DATASET EXTRACT: Begin

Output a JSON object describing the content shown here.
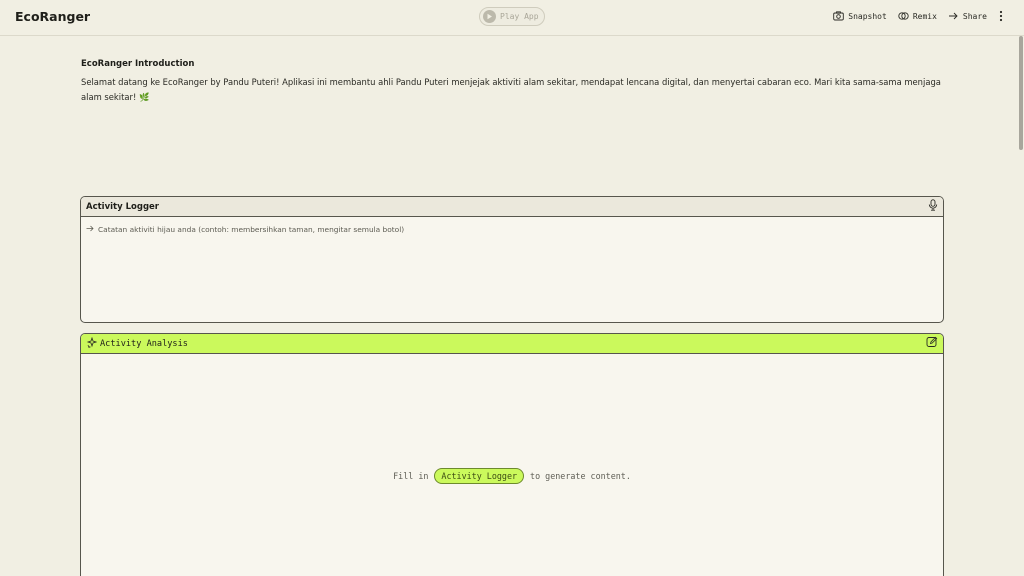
{
  "header": {
    "app_title": "EcoRanger",
    "play_label": "Play App",
    "actions": [
      {
        "label": "Snapshot",
        "icon": "camera-icon"
      },
      {
        "label": "Remix",
        "icon": "remix-icon"
      },
      {
        "label": "Share",
        "icon": "share-arrow-icon"
      }
    ]
  },
  "intro": {
    "title": "EcoRanger Introduction",
    "text": "Selamat datang ke EcoRanger by Pandu Puteri! Aplikasi ini membantu ahli Pandu Puteri menjejak aktiviti alam sekitar, mendapat lencana digital, dan menyertai cabaran eco. Mari kita sama-sama menjaga alam sekitar! 🌿"
  },
  "logger": {
    "title": "Activity Logger",
    "placeholder": "Catatan aktiviti hijau anda (contoh: membersihkan taman, mengitar semula botol)"
  },
  "analysis": {
    "title": "Activity Analysis",
    "empty_prefix": "Fill in",
    "empty_chip": "Activity Logger",
    "empty_suffix": "to generate content."
  },
  "colors": {
    "background": "#f1efe3",
    "accent": "#cbf95c",
    "border": "#57564d"
  }
}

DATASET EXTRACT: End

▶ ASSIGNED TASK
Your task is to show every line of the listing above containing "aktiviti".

▶ REPLY TO THE TASK
    "text": "Selamat datang ke EcoRanger by Pandu Puteri! Aplikasi ini membantu ahli Pandu Puteri menjejak aktiviti alam sekitar, mendapat lencana digital, dan menyertai cabaran eco. Mari kita sama-sama menjaga alam sekitar! 🌿"
    "placeholder": "Catatan aktiviti hijau anda (contoh: membersihkan taman, mengitar semula botol)"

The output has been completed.